The song is called Area 1, and it represents my childhood as much as hide-and-seek and Saturday morning cartoons.
A rapid 8-bit snare drum keeps time in this militaristic anthem while a fife encourages the rogue gunman onward. No, I was not a child soldier of some underground war, but I did go to battle most days in 1988 in the game Bionic Commando on my Nintendo.
Video games are a major part of life for millions of people around the world. Maybe they swipe away to Bejeweled on their smart phones during their morning commutes, or perhaps they immerse themselves in a role-playing game (RPG) like Dragon Age for hours into the night. While scale, controls, and context change across platforms, music is the defining element of every game that echoes in players’ minds long after the screen fades to black.
I grew up with video games.
In the early years, my brothers and I traded the controller back and forth in the living room. Music dribbled out of a tiny speaker that would beep intermittently, typically to indicate that you had jumped, you lost, or that something broke and it was time to blow the dust from the cartridge. Today, my brothers and I live thousands of miles apart but still play video games together online. The games we play feature full worlds, the authenticity of which is engineered by creative and dynamic voice acting, layers of sound effects laced into a mood-setting score, and a Dolby-Digital soundtrack that occasionally travels with me on my commute.
Music creates a sonic identity that helps brand the video game.
But I don’t play games the same way I did when I was a kid – and music doesn’t play the same either.
Most 13-year-olds can probably recall the Victory Fanfare music from Final Fantasy more easily than the McDonald’s mnemonic. After its 1987 debut, the signature sound of success evolved parallel to audio technology and is continuously revamped for each new edition of the Final Fantasy franchise. You can even hear the Victory Fanfare outside of the game. Countless covers of Fanfare exist – just search Spotify. I’ve seen it performed live, by an orchestra, twice. Gamers of all ages pack those music halls, proving Victory Fanfare truly spans generations. This is not just music from a video game that corroborated the in-game emotion; it’s music from a game that matched the human emotion.
Just like in television or film, music in video games builds the tone of the scene or setting.
Halo exemplifies this use of music best. The music transitions seamlessly between cinematic cut-scenes and heart-pounding gameplay, all while augmenting the sound effects of the Halo world. The characters, platforms, features, and even developers of Halo have changed over the years, but the iconic audio has endured to maintain the experience that gamers expect and to preserve the brand that fans love. Pixels alone could never convey the emotion that is shared between protagonist and player – it’s the music of the Halo franchise that truly immerses the gamer into a multi-universe epic.
Many developers license real music to design an authentic environment in their games. Set in a fictionalized Chicago, Watch Dogs features music from the Windy City’s actual lineup of up and coming artists. Music Dealers placed 12 tracks by 11 different emerging artists in the game, working with Watch Dogs to cultivate a soundscape true to Chicago. I played Watch Dogs, specifically sought out those Chicago songs with the in-game app called SongSneak, and curated my own playlist to listen to while driving to the next mission. I crafted my own experience through music – just like I do in the real world.
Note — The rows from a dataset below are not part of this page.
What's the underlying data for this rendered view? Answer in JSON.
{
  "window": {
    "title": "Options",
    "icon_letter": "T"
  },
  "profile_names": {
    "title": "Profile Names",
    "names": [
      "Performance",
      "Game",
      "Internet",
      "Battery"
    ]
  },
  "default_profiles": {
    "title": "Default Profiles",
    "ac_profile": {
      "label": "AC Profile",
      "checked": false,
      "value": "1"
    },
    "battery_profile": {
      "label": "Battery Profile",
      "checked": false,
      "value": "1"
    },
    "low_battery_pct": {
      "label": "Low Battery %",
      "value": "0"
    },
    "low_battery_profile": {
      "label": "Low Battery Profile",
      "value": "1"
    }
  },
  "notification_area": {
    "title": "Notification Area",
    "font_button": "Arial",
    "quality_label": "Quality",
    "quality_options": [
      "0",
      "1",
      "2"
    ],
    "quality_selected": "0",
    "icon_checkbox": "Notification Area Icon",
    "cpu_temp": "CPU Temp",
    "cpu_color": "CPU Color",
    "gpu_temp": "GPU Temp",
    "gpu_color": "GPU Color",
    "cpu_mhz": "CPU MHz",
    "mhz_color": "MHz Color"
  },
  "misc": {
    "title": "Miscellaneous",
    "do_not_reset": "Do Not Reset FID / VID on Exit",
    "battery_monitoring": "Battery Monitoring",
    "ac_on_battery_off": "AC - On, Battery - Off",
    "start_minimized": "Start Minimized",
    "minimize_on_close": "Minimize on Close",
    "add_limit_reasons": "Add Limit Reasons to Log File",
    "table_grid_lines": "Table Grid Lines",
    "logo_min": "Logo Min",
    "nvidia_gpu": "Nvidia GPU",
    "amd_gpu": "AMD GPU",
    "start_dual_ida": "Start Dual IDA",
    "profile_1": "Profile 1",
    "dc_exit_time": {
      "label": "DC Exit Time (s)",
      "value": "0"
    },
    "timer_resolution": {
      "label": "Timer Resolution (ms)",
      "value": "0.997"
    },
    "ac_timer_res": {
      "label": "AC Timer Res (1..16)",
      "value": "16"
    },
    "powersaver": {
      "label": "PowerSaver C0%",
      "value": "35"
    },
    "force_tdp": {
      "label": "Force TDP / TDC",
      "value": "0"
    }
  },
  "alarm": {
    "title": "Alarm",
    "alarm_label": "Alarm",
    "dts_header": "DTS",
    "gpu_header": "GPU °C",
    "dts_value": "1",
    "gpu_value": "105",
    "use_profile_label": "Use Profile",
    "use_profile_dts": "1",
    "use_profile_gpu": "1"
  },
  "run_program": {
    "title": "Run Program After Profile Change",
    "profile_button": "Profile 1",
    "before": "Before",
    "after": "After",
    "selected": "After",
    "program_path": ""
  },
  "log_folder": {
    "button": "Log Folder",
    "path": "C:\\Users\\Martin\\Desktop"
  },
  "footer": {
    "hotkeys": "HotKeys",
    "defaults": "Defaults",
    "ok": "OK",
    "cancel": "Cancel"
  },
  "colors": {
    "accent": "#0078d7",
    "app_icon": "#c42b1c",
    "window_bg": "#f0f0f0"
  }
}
Games are no longer independent, one-off experiences.
Today’s video games are franchises, architected over years and editions, and nurture ongoing relationships with consumers by immersing them into the gamespace.
These games show how sonic identity facilitates that process. Music can boost brand memorability, intensify gamers’ emotional investment, and create an authentic experience for players. And with fewer technological constraints, developers can leverage music with more creativity than ever.
In May, EA Sports released a Spotify playlist of all the licensed music from its Madden NFL franchise. Last year, Sunset Overdrive licensed tons of indie songs to weave into the original score. Forza Horizon 2 even partnered with DJ Rob da Bank to curate the in-game playlists. Each of these franchises are crafting a brand and connections across platforms and editions, with music at the helm of the crusade.
There are innumerable ways for developers and marketers to connect with gamers through music, which begs the question:
Which game will produce the soundtrack to the next generation?